● **Work required**
Every line of the material must be restated exactly, though not its pictures.

● **Data extracts**
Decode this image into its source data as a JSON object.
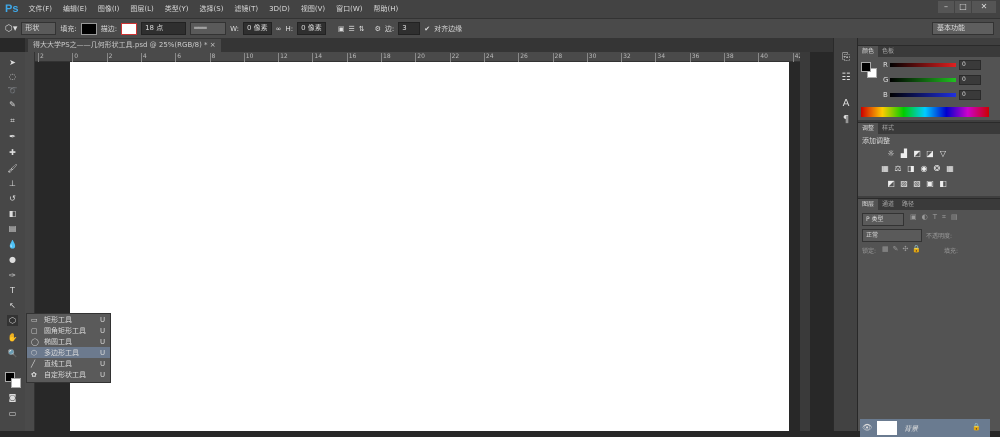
{
  "app": {
    "logo": "Ps"
  },
  "menu": [
    "文件(F)",
    "编辑(E)",
    "图像(I)",
    "图层(L)",
    "类型(Y)",
    "选择(S)",
    "滤镜(T)",
    "3D(D)",
    "视图(V)",
    "窗口(W)",
    "帮助(H)"
  ],
  "options": {
    "mode": "形状",
    "fill_label": "填充:",
    "stroke_label": "描边:",
    "stroke_width": "18 点",
    "w_label": "W:",
    "w_value": "0 像素",
    "h_label": "H:",
    "h_value": "0 像素",
    "sides_label": "边:",
    "sides_value": "3",
    "align_edges": "对齐边缘",
    "align_checked": true,
    "fill_color": "#000000"
  },
  "workspace": "基本功能",
  "document": {
    "tab": "得大大学PS之——几何形状工具.psd @ 25%(RGB/8) *",
    "close": "×"
  },
  "ruler": [
    "2",
    "0",
    "2",
    "4",
    "6",
    "8",
    "10",
    "12",
    "14",
    "16",
    "18",
    "20",
    "22",
    "24",
    "26",
    "28",
    "30",
    "32",
    "34",
    "36",
    "38",
    "40",
    "42"
  ],
  "flyout": [
    {
      "icon": "rectangle-icon",
      "glyph": "▭",
      "label": "矩形工具",
      "key": "U",
      "selected": false
    },
    {
      "icon": "rounded-rectangle-icon",
      "glyph": "▢",
      "label": "圆角矩形工具",
      "key": "U",
      "selected": false
    },
    {
      "icon": "ellipse-icon",
      "glyph": "◯",
      "label": "椭圆工具",
      "key": "U",
      "selected": false
    },
    {
      "icon": "polygon-icon",
      "glyph": "⬡",
      "label": "多边形工具",
      "key": "U",
      "selected": true
    },
    {
      "icon": "line-icon",
      "glyph": "╱",
      "label": "直线工具",
      "key": "U",
      "selected": false
    },
    {
      "icon": "custom-shape-icon",
      "glyph": "✿",
      "label": "自定形状工具",
      "key": "U",
      "selected": false
    }
  ],
  "color_panel": {
    "tabs": [
      "颜色",
      "色板"
    ],
    "channels": [
      {
        "label": "R",
        "value": "0",
        "color": "#d02020"
      },
      {
        "label": "G",
        "value": "0",
        "color": "#20a020"
      },
      {
        "label": "B",
        "value": "0",
        "color": "#2030c0"
      }
    ]
  },
  "adjust_panel": {
    "tabs": [
      "调整",
      "样式"
    ],
    "title": "添加调整"
  },
  "layers_panel": {
    "tabs": [
      "图层",
      "通道",
      "路径"
    ],
    "filter": "P 类型",
    "blend": "正常",
    "opacity_label": "不透明度:",
    "lock_label": "锁定:",
    "fill_label": "填充:",
    "layer_name": "背景"
  }
}
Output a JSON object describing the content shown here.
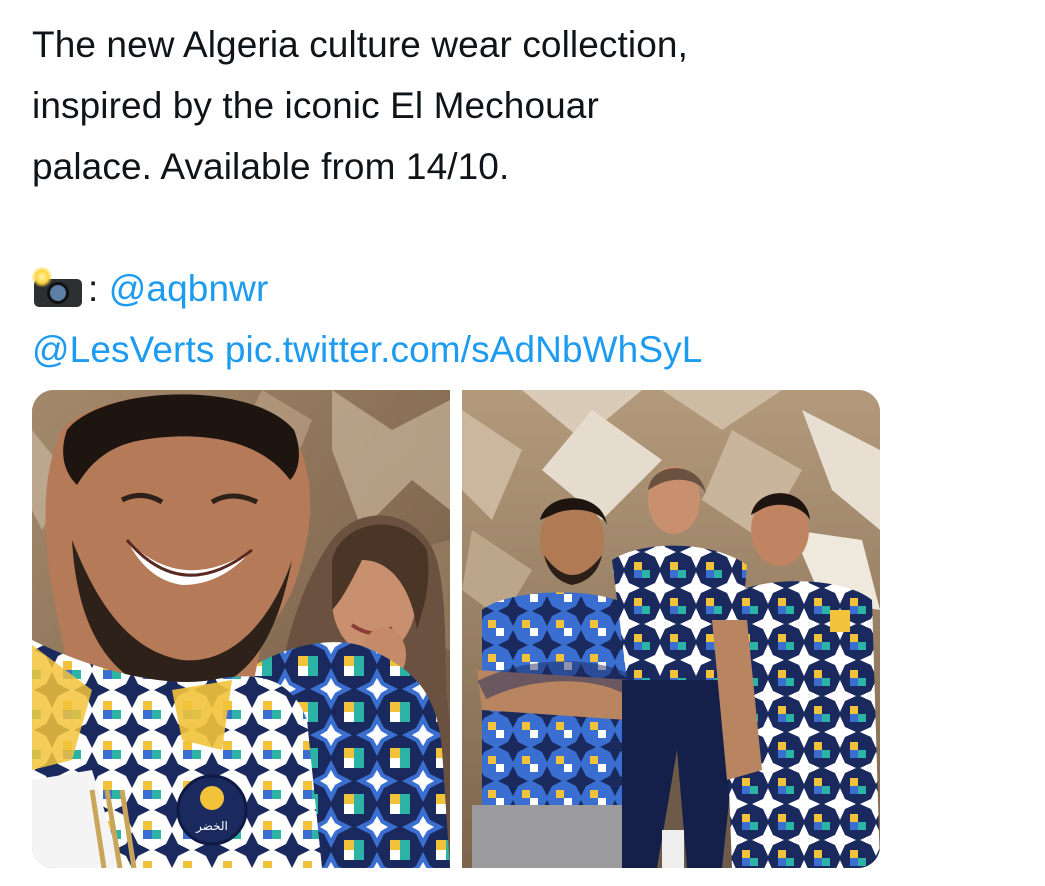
{
  "tweet": {
    "lines": [
      "The new Algeria culture wear collection,",
      "inspired by the iconic El Mechouar",
      "palace. Available from 14/10."
    ],
    "camera_icon": "camera-with-flash-icon",
    "photo_credit_sep": ": ",
    "photo_credit_handle": "@aqbnwr",
    "mention": "@LesVerts",
    "pic_link": "pic.twitter.com/sAdNbWhSyL"
  },
  "media": {
    "images": [
      {
        "name": "photo-left",
        "description_icon": "photo"
      },
      {
        "name": "photo-right",
        "description_icon": "photo"
      }
    ],
    "badge_text": "الخضر"
  },
  "colors": {
    "link": "#1d9bf0",
    "text": "#0f1419",
    "jersey_navy": "#1b2a5e",
    "jersey_teal": "#2bb3a6",
    "jersey_yellow": "#f2c33a",
    "jersey_blue": "#3a6fd1"
  }
}
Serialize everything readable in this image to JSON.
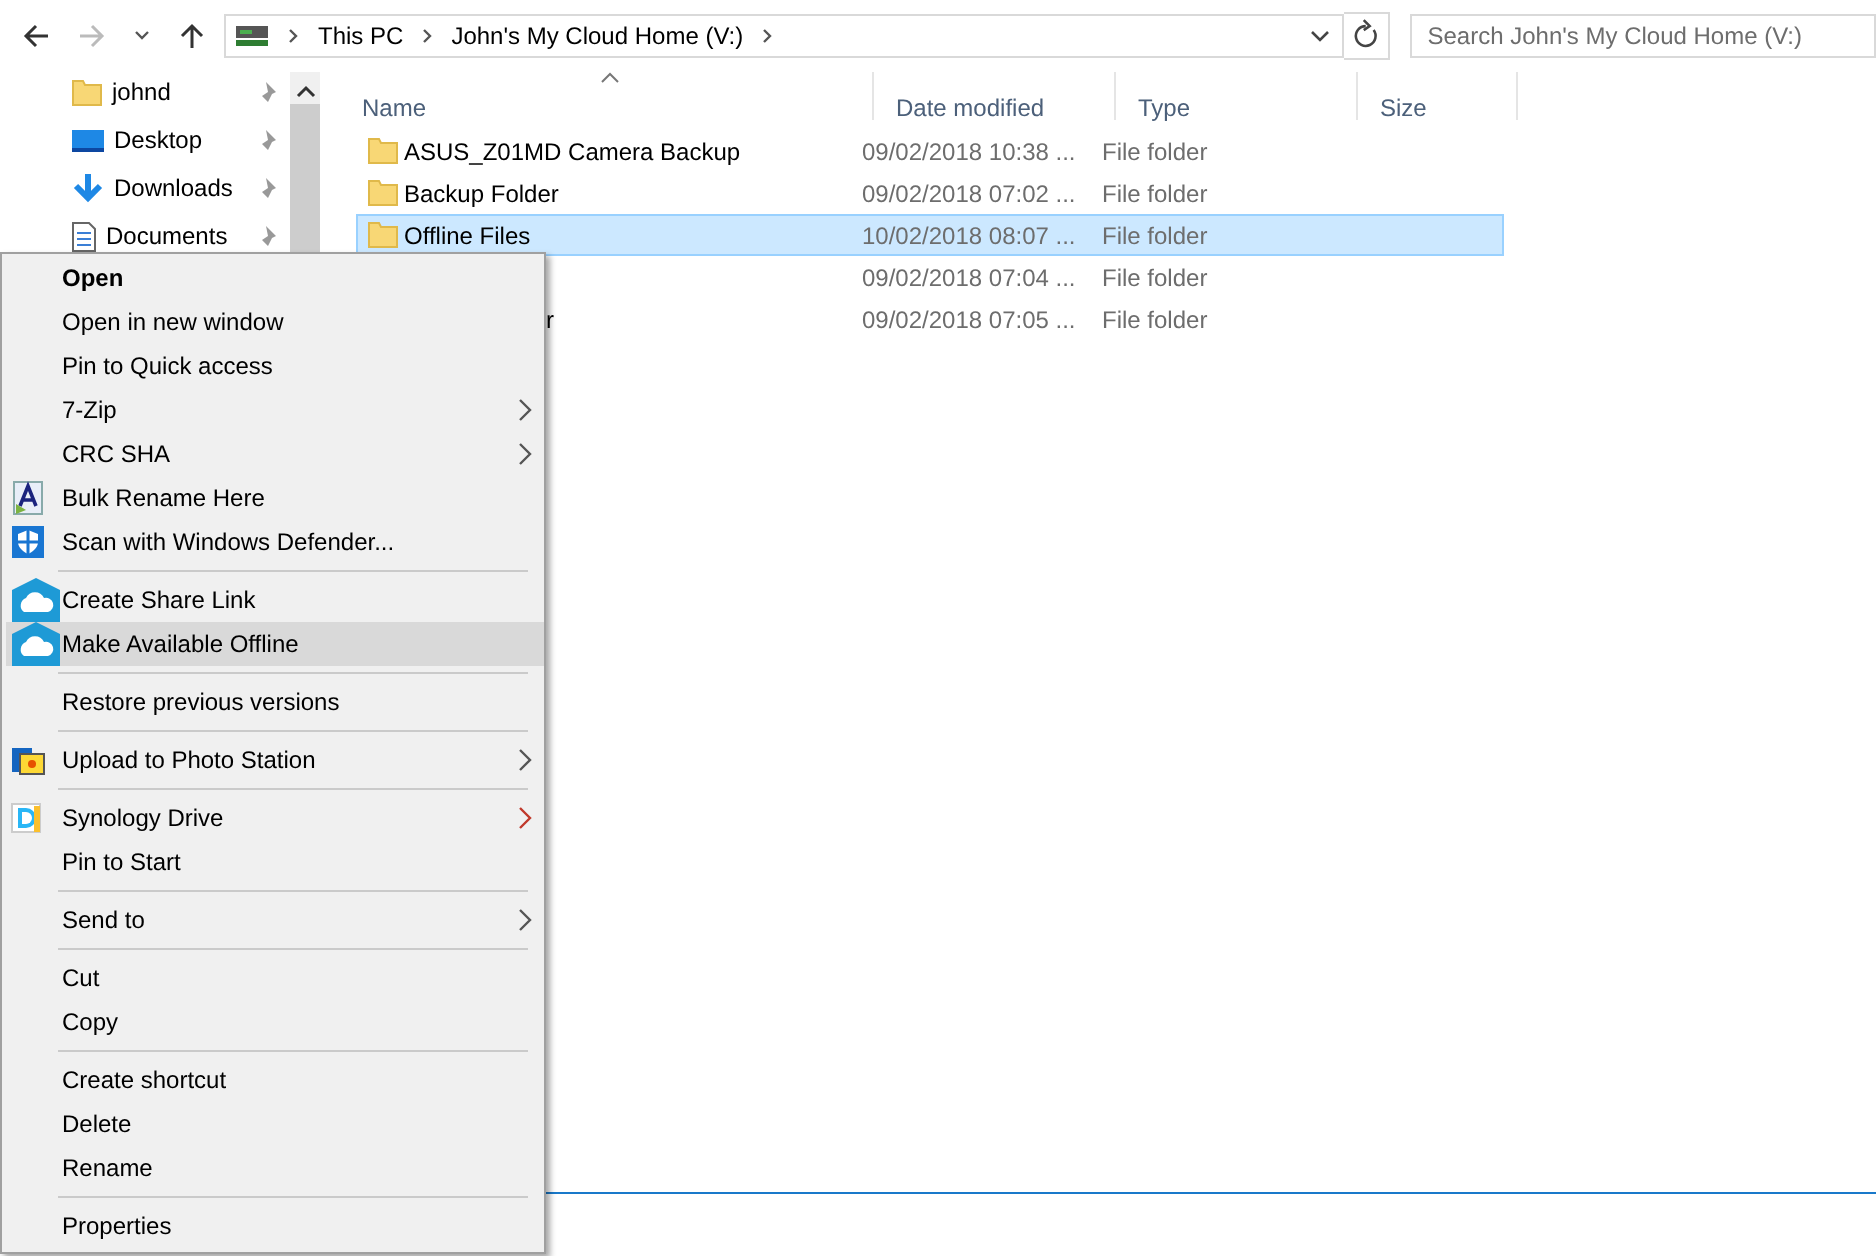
{
  "address_bar": {
    "crumbs": [
      "This PC",
      "John's My Cloud Home (V:)"
    ]
  },
  "search": {
    "placeholder": "Search John's My Cloud Home (V:)"
  },
  "sidebar": {
    "items": [
      {
        "label": "johnd",
        "kind": "folder",
        "pinned": true
      },
      {
        "label": "Desktop",
        "kind": "desktop",
        "pinned": true
      },
      {
        "label": "Downloads",
        "kind": "downloads",
        "pinned": true
      },
      {
        "label": "Documents",
        "kind": "documents",
        "pinned": true
      }
    ]
  },
  "table": {
    "columns": [
      "Name",
      "Date modified",
      "Type",
      "Size"
    ],
    "rows": [
      {
        "name": "ASUS_Z01MD Camera Backup",
        "date": "09/02/2018 10:38 ...",
        "type": "File folder",
        "selected": false,
        "icon": true
      },
      {
        "name": "Backup Folder",
        "date": "09/02/2018 07:02 ...",
        "type": "File folder",
        "selected": false,
        "icon": true
      },
      {
        "name": "Offline Files",
        "date": "10/02/2018 08:07 ...",
        "type": "File folder",
        "selected": true,
        "icon": true
      },
      {
        "date": "09/02/2018 07:04 ...",
        "type": "File folder",
        "selected": false,
        "icon": false
      },
      {
        "name": "r",
        "date": "09/02/2018 07:05 ...",
        "type": "File folder",
        "selected": false,
        "icon": false
      }
    ]
  },
  "context_menu": {
    "items": [
      {
        "kind": "item",
        "label": "Open",
        "default": true,
        "submenu": false,
        "selected": false
      },
      {
        "kind": "item",
        "label": "Open in new window",
        "default": false,
        "submenu": false,
        "selected": false
      },
      {
        "kind": "item",
        "label": "Pin to Quick access",
        "default": false,
        "submenu": false,
        "selected": false
      },
      {
        "kind": "item",
        "label": "7-Zip",
        "default": false,
        "submenu": true,
        "selected": false
      },
      {
        "kind": "item",
        "label": "CRC SHA",
        "default": false,
        "submenu": true,
        "selected": false
      },
      {
        "kind": "rename",
        "label": "Bulk Rename Here",
        "default": false,
        "submenu": false,
        "selected": false
      },
      {
        "kind": "shield",
        "label": "Scan with Windows Defender...",
        "default": false,
        "submenu": false,
        "selected": false
      },
      {
        "kind": "separator"
      },
      {
        "kind": "cloud",
        "label": "Create Share Link",
        "default": false,
        "submenu": false,
        "selected": false
      },
      {
        "kind": "cloud",
        "label": "Make Available Offline",
        "default": false,
        "submenu": false,
        "selected": true
      },
      {
        "kind": "separator"
      },
      {
        "kind": "item",
        "label": "Restore previous versions",
        "default": false,
        "submenu": false,
        "selected": false
      },
      {
        "kind": "separator"
      },
      {
        "kind": "photo",
        "label": "Upload to Photo Station",
        "default": false,
        "submenu": true,
        "selected": false
      },
      {
        "kind": "separator"
      },
      {
        "kind": "drive",
        "label": "Synology Drive",
        "default": false,
        "submenu": true,
        "selected": false
      },
      {
        "kind": "item",
        "label": "Pin to Start",
        "default": false,
        "submenu": false,
        "selected": false
      },
      {
        "kind": "separator"
      },
      {
        "kind": "item",
        "label": "Send to",
        "default": false,
        "submenu": true,
        "selected": false
      },
      {
        "kind": "separator"
      },
      {
        "kind": "item",
        "label": "Cut",
        "default": false,
        "submenu": false,
        "selected": false
      },
      {
        "kind": "item",
        "label": "Copy",
        "default": false,
        "submenu": false,
        "selected": false
      },
      {
        "kind": "separator"
      },
      {
        "kind": "item",
        "label": "Create shortcut",
        "default": false,
        "submenu": false,
        "selected": false
      },
      {
        "kind": "item",
        "label": "Delete",
        "default": false,
        "submenu": false,
        "selected": false
      },
      {
        "kind": "item",
        "label": "Rename",
        "default": false,
        "submenu": false,
        "selected": false
      },
      {
        "kind": "separator"
      },
      {
        "kind": "item",
        "label": "Properties",
        "default": false,
        "submenu": false,
        "selected": false
      }
    ]
  }
}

● **Output of the exercise**
Decode this image into its source data as a JSON object.
{
  "app": {
    "logo": "Ps"
  },
  "menu": [
    "文件(F)",
    "编辑(E)",
    "图像(I)",
    "图层(L)",
    "类型(Y)",
    "选择(S)",
    "滤镜(T)",
    "3D(D)",
    "视图(V)",
    "窗口(W)",
    "帮助(H)"
  ],
  "options": {
    "mode": "形状",
    "fill_label": "填充:",
    "stroke_label": "描边:",
    "stroke_width": "18 点",
    "w_label": "W:",
    "w_value": "0 像素",
    "h_label": "H:",
    "h_value": "0 像素",
    "sides_label": "边:",
    "sides_value": "3",
    "align_edges": "对齐边缘",
    "align_checked": true,
    "fill_color": "#000000"
  },
  "workspace": "基本功能",
  "document": {
    "tab": "得大大学PS之——几何形状工具.psd @ 25%(RGB/8) *",
    "close": "×"
  },
  "ruler": [
    "2",
    "0",
    "2",
    "4",
    "6",
    "8",
    "10",
    "12",
    "14",
    "16",
    "18",
    "20",
    "22",
    "24",
    "26",
    "28",
    "30",
    "32",
    "34",
    "36",
    "38",
    "40",
    "42"
  ],
  "flyout": [
    {
      "icon": "rectangle-icon",
      "glyph": "▭",
      "label": "矩形工具",
      "key": "U",
      "selected": false
    },
    {
      "icon": "rounded-rectangle-icon",
      "glyph": "▢",
      "label": "圆角矩形工具",
      "key": "U",
      "selected": false
    },
    {
      "icon": "ellipse-icon",
      "glyph": "◯",
      "label": "椭圆工具",
      "key": "U",
      "selected": false
    },
    {
      "icon": "polygon-icon",
      "glyph": "⬡",
      "label": "多边形工具",
      "key": "U",
      "selected": true
    },
    {
      "icon": "line-icon",
      "glyph": "╱",
      "label": "直线工具",
      "key": "U",
      "selected": false
    },
    {
      "icon": "custom-shape-icon",
      "glyph": "✿",
      "label": "自定形状工具",
      "key": "U",
      "selected": false
    }
  ],
  "color_panel": {
    "tabs": [
      "颜色",
      "色板"
    ],
    "channels": [
      {
        "label": "R",
        "value": "0",
        "color": "#d02020"
      },
      {
        "label": "G",
        "value": "0",
        "color": "#20a020"
      },
      {
        "label": "B",
        "value": "0",
        "color": "#2030c0"
      }
    ]
  },
  "adjust_panel": {
    "tabs": [
      "调整",
      "样式"
    ],
    "title": "添加调整"
  },
  "layers_panel": {
    "tabs": [
      "图层",
      "通道",
      "路径"
    ],
    "filter": "P 类型",
    "blend": "正常",
    "opacity_label": "不透明度:",
    "lock_label": "锁定:",
    "fill_label": "填充:",
    "layer_name": "背景"
  }
}
Output a JSON object describing the content shown here.
{
  "tweet": {
    "lines": [
      "The new Algeria culture wear collection,",
      "inspired by the iconic El Mechouar",
      "palace. Available from 14/10."
    ],
    "camera_icon": "camera-with-flash-icon",
    "photo_credit_sep": ": ",
    "photo_credit_handle": "@aqbnwr",
    "mention": "@LesVerts",
    "pic_link": "pic.twitter.com/sAdNbWhSyL"
  },
  "media": {
    "images": [
      {
        "name": "photo-left",
        "description_icon": "photo"
      },
      {
        "name": "photo-right",
        "description_icon": "photo"
      }
    ],
    "badge_text": "الخضر"
  },
  "colors": {
    "link": "#1d9bf0",
    "text": "#0f1419",
    "jersey_navy": "#1b2a5e",
    "jersey_teal": "#2bb3a6",
    "jersey_yellow": "#f2c33a",
    "jersey_blue": "#3a6fd1"
  }
}
Serialize everything readable in this image to JSON.
{
  "address_bar": {
    "crumbs": [
      "This PC",
      "John's My Cloud Home (V:)"
    ]
  },
  "search": {
    "placeholder": "Search John's My Cloud Home (V:)"
  },
  "sidebar": {
    "items": [
      {
        "label": "johnd",
        "kind": "folder",
        "pinned": true
      },
      {
        "label": "Desktop",
        "kind": "desktop",
        "pinned": true
      },
      {
        "label": "Downloads",
        "kind": "downloads",
        "pinned": true
      },
      {
        "label": "Documents",
        "kind": "documents",
        "pinned": true
      }
    ]
  },
  "table": {
    "columns": [
      "Name",
      "Date modified",
      "Type",
      "Size"
    ],
    "rows": [
      {
        "name": "ASUS_Z01MD Camera Backup",
        "date": "09/02/2018 10:38 ...",
        "type": "File folder",
        "selected": false,
        "icon": true
      },
      {
        "name": "Backup Folder",
        "date": "09/02/2018 07:02 ...",
        "type": "File folder",
        "selected": false,
        "icon": true
      },
      {
        "name": "Offline Files",
        "date": "10/02/2018 08:07 ...",
        "type": "File folder",
        "selected": true,
        "icon": true
      },
      {
        "date": "09/02/2018 07:04 ...",
        "type": "File folder",
        "selected": false,
        "icon": false
      },
      {
        "name": "r",
        "date": "09/02/2018 07:05 ...",
        "type": "File folder",
        "selected": false,
        "icon": false
      }
    ]
  },
  "context_menu": {
    "items": [
      {
        "kind": "item",
        "label": "Open",
        "default": true,
        "submenu": false,
        "selected": false
      },
      {
        "kind": "item",
        "label": "Open in new window",
        "default": false,
        "submenu": false,
        "selected": false
      },
      {
        "kind": "item",
        "label": "Pin to Quick access",
        "default": false,
        "submenu": false,
        "selected": false
      },
      {
        "kind": "item",
        "label": "7-Zip",
        "default": false,
        "submenu": true,
        "selected": false
      },
      {
        "kind": "item",
        "label": "CRC SHA",
        "default": false,
        "submenu": true,
        "selected": false
      },
      {
        "kind": "rename",
        "label": "Bulk Rename Here",
        "default": false,
        "submenu": false,
        "selected": false
      },
      {
        "kind": "shield",
        "label": "Scan with Windows Defender...",
        "default": false,
        "submenu": false,
        "selected": false
      },
      {
        "kind": "separator"
      },
      {
        "kind": "cloud",
        "label": "Create Share Link",
        "default": false,
        "submenu": false,
        "selected": false
      },
      {
        "kind": "cloud",
        "label": "Make Available Offline",
        "default": false,
        "submenu": false,
        "selected": true
      },
      {
        "kind": "separator"
      },
      {
        "kind": "item",
        "label": "Restore previous versions",
        "default": false,
        "submenu": false,
        "selected": false
      },
      {
        "kind": "separator"
      },
      {
        "kind": "photo",
        "label": "Upload to Photo Station",
        "default": false,
        "submenu": true,
        "selected": false
      },
      {
        "kind": "separator"
      },
      {
        "kind": "drive",
        "label": "Synology Drive",
        "default": false,
        "submenu": true,
        "selected": false
      },
      {
        "kind": "item",
        "label": "Pin to Start",
        "default": false,
        "submenu": false,
        "selected": false
      },
      {
        "kind": "separator"
      },
      {
        "kind": "item",
        "label": "Send to",
        "default": false,
        "submenu": true,
        "selected": false
      },
      {
        "kind": "separator"
      },
      {
        "kind": "item",
        "label": "Cut",
        "default": false,
        "submenu": false,
        "selected": false
      },
      {
        "kind": "item",
        "label": "Copy",
        "default": false,
        "submenu": false,
        "selected": false
      },
      {
        "kind": "separator"
      },
      {
        "kind": "item",
        "label": "Create shortcut",
        "default": false,
        "submenu": false,
        "selected": false
      },
      {
        "kind": "item",
        "label": "Delete",
        "default": false,
        "submenu": false,
        "selected": false
      },
      {
        "kind": "item",
        "label": "Rename",
        "default": false,
        "submenu": false,
        "selected": false
      },
      {
        "kind": "separator"
      },
      {
        "kind": "item",
        "label": "Properties",
        "default": false,
        "submenu": false,
        "selected": false
      }
    ]
  }
}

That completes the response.